-------- Task material
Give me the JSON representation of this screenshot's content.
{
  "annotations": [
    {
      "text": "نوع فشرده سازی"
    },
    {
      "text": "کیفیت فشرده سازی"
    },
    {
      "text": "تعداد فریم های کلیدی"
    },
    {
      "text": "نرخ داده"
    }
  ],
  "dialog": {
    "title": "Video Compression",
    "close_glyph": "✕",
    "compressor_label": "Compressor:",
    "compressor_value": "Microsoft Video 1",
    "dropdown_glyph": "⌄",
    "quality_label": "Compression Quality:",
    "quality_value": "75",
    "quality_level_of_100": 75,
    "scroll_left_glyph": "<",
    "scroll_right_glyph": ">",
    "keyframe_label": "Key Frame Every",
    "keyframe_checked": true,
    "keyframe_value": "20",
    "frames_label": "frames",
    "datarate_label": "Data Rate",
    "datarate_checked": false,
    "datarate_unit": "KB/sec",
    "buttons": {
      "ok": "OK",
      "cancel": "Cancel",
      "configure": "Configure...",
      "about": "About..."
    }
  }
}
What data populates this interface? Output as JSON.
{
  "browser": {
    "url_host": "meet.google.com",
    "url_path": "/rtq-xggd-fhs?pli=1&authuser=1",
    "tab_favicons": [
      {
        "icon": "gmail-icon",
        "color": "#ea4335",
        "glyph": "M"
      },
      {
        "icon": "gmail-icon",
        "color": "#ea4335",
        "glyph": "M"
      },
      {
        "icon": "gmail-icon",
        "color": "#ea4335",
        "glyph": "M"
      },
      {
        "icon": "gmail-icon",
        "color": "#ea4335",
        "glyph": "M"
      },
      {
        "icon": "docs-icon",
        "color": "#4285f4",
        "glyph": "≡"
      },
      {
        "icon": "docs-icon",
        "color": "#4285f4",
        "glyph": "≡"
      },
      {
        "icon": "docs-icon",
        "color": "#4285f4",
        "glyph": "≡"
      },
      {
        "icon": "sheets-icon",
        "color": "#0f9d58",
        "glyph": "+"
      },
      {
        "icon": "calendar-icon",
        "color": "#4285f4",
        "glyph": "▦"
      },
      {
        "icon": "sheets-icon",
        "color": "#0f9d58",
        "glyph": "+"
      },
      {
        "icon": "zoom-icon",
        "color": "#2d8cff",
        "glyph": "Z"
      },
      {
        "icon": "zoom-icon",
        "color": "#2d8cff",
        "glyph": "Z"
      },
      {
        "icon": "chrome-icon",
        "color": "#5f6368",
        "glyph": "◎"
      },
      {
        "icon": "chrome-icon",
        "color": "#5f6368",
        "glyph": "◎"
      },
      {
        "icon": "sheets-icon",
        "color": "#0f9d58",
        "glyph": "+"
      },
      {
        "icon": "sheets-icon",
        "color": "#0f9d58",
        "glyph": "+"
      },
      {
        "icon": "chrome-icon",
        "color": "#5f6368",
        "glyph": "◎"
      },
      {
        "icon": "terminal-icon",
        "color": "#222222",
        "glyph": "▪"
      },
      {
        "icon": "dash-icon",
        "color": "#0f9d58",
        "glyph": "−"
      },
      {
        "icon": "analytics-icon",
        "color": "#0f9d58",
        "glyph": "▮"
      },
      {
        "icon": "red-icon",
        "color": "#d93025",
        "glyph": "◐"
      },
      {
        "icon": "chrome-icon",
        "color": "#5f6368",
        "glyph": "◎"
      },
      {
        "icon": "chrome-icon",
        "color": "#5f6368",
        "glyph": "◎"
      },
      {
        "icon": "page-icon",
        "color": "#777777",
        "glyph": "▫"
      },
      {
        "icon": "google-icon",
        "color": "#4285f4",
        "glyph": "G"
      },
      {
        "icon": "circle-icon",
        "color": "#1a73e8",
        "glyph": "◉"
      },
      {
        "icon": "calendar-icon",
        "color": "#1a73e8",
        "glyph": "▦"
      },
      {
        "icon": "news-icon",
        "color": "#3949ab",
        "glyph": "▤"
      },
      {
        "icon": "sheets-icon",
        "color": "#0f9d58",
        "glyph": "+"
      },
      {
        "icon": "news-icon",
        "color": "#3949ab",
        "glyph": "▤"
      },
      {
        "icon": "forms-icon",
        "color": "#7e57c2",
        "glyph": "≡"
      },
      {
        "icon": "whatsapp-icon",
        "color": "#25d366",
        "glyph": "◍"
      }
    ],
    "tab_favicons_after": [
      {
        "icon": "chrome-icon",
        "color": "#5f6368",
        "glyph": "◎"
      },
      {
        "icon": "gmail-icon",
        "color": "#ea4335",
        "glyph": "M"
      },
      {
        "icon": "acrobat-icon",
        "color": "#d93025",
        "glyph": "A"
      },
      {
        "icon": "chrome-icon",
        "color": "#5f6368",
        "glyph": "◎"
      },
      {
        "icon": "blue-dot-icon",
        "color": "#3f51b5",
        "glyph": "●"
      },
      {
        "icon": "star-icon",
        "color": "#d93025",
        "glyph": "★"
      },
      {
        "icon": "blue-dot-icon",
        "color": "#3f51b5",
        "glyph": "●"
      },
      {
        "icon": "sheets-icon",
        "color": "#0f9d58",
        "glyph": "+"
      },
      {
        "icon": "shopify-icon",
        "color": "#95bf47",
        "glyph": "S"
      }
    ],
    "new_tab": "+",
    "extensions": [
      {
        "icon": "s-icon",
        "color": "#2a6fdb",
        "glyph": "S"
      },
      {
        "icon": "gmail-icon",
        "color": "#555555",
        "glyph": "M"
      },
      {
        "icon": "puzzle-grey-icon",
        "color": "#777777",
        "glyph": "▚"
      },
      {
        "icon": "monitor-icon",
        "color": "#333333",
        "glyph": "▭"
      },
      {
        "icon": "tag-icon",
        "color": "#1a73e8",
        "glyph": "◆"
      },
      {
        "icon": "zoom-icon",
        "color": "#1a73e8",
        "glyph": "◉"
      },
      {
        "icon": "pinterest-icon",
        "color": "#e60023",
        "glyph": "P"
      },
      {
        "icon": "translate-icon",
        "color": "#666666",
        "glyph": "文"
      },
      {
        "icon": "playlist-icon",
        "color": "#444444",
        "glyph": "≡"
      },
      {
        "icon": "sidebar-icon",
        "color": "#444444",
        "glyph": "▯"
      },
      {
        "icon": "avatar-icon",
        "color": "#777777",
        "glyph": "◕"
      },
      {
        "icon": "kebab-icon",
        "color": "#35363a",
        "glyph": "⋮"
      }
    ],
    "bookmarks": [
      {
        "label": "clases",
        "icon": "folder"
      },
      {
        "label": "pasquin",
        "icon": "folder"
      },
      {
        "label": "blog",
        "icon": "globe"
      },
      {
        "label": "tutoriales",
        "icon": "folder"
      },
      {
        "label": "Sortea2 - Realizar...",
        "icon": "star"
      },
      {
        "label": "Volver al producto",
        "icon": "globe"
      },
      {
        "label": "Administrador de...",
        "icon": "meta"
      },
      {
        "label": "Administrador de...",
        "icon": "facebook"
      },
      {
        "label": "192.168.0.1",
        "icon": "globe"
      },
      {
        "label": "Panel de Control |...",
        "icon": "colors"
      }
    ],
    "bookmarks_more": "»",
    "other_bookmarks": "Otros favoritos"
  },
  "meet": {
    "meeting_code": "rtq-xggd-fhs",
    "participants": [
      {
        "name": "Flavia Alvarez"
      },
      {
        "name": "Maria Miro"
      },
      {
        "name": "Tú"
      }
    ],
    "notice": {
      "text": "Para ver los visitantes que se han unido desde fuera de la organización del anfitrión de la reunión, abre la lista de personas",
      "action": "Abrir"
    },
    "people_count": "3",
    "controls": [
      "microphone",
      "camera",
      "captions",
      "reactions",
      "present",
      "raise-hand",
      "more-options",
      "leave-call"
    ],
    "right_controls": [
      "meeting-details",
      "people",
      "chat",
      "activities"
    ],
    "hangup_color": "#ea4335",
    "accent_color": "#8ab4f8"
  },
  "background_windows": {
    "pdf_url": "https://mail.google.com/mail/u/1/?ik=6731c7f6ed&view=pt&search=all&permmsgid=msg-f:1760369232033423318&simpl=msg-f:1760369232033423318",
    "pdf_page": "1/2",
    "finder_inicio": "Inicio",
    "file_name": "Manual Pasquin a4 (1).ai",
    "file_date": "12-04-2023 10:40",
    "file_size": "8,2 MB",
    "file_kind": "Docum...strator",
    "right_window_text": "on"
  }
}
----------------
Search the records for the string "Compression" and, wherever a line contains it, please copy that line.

*Answer to the problem*.
    "title": "Video Compression",
    "quality_label": "Compression Quality:",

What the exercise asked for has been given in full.